1984 riot: Sajjan Kumar’s acquittal challenged
The kin of victims of the 1984 anti-sikh riots moved the Delhi High Court on Saturday challenging the acquittal of Congress leader Sajjan Kumar by a trial court on April 30, in a case where five member of a family were murdered in the Delhi Cantonment area.Updated: Jul 07, 2013 11:50 IST
The kin of victims of the 1984 anti-sikh riots moved the Delhi High Court on Saturday challenging the acquittal of Congress leader Sajjan Kumar by a trial court on April 30, in a case where five member of a family were murdered in the Delhi Cantonment area.
They said the trial court while acquitting Kumar, former outer Delhi MP, on April 30 had “failed to appreciate evidence furnished by key witneses”.

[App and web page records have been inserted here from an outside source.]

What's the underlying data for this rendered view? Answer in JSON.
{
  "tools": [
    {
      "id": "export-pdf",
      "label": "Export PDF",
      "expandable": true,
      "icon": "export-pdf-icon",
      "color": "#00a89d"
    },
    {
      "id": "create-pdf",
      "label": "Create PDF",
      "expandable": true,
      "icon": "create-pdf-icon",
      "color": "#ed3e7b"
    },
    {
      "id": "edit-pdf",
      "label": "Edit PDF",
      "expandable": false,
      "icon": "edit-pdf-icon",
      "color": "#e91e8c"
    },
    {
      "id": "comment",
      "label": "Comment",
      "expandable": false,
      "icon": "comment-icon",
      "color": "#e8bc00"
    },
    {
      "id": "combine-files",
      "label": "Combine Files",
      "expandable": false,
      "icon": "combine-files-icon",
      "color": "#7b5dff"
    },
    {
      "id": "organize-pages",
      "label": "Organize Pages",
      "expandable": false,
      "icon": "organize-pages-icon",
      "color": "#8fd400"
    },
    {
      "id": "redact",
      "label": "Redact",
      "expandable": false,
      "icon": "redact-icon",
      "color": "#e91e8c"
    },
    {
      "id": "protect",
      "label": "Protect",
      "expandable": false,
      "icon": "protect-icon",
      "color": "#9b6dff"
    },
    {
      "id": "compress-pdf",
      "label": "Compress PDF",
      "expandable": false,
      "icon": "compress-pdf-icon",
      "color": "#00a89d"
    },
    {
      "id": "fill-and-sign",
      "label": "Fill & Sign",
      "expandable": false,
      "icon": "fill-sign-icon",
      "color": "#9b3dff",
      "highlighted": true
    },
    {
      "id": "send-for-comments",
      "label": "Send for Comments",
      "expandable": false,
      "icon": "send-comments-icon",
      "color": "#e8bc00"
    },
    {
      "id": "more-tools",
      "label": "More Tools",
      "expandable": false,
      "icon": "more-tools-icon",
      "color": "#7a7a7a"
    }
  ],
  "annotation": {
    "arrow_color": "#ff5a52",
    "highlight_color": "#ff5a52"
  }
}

The CBI, which probed the case has not yet decided on filing an appeal.
Jagdish Kaur who lost her husband, son and three cousins and Nirpreet Kaur who lost her father in the riots, also sought compensation for the deaths. Sajjan’s acquittal had triggered widespread protests by the Sikh community.
The trial judge had said Kumar deserved to get “benefit of doubt” as key witnesses were untrustworthy and inconsistent in their versions.
The court had said Kaur who told the court that she saw Kumar leading a mob had not stated this fact before the police after the riots or the Rangnath panel which probed the riots.
Filing the appeal, their lawyer HS Phoolka said the trial judge ignored the fact that key witnesses had said enough to prove that Kumar had “engineered” the murders.
The appeal said the court had in its judgmentslammed the police for its silence, inaction like refusal to register FIRs and referred to collusion by the police, but did not consider it while deciding Kumar’s case.
“CBI’s probe showed that the police did not record the statements of witnesses naming Kumar. CBI also found that Jagdish Kaur’s statement of November 3, 1984, naming Kumar had been removed from the records by the Delhi Police. It was highly erroneous for the trial court to have ignored this aspect,” Phoolka said.